■ PROBLEM STATEMENT ■
Look for the string "liệu" in the material below. Copy every line where you find it.
*** Block opens ***
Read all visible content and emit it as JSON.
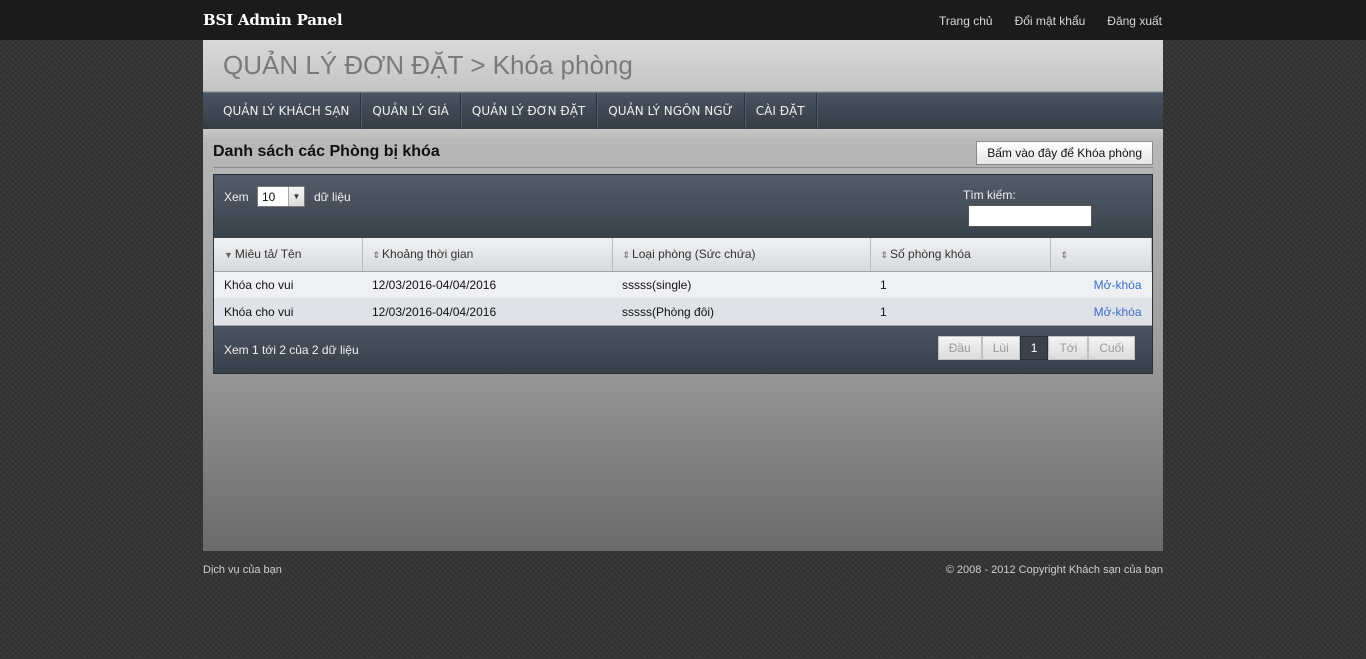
{
  "topbar": {
    "brand": "BSI Admin Panel",
    "links": [
      "Trang chủ",
      "Đổi mật khẩu",
      "Đăng xuất"
    ]
  },
  "header": {
    "title": "QUẢN LÝ ĐƠN ĐẶT > Khóa phòng"
  },
  "mainnav": [
    "QUẢN LÝ KHÁCH SẠN",
    "QUẢN LÝ GIÁ",
    "QUẢN LÝ ĐƠN ĐẶT",
    "QUẢN LÝ NGÔN NGỮ",
    "CÀI ĐẶT"
  ],
  "section": {
    "title": "Danh sách các Phòng bị khóa",
    "lock_button": "Bấm vào đây để Khóa phòng"
  },
  "grid": {
    "show_label": "Xem",
    "page_size": "10",
    "records_label": "dữ liệu",
    "search_label": "Tìm kiếm:",
    "search_value": "",
    "columns": [
      "Miêu tả/ Tên",
      "Khoảng thời gian",
      "Loại phòng (Sức chứa)",
      "Số phòng khóa",
      ""
    ],
    "rows": [
      [
        "Khóa cho vui",
        "12/03/2016-04/04/2016",
        "sssss(single)",
        "1",
        "Mở-khóa"
      ],
      [
        "Khóa cho vui",
        "12/03/2016-04/04/2016",
        "sssss(Phòng đôi)",
        "1",
        "Mở-khóa"
      ]
    ],
    "info": "Xem 1 tới 2 của 2 dữ liệu",
    "pager": {
      "first": "Đầu",
      "prev": "Lùi",
      "current": "1",
      "next": "Tới",
      "last": "Cuối"
    }
  },
  "footer": {
    "left": "Dịch vụ của bạn",
    "right": "© 2008 - 2012 Copyright Khách sạn của bạn"
  }
}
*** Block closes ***
■ RESPONSE FOR THIS EXERCISE ■
    "records_label": "dữ liệu",
    "info": "Xem 1 tới 2 của 2 dữ liệu",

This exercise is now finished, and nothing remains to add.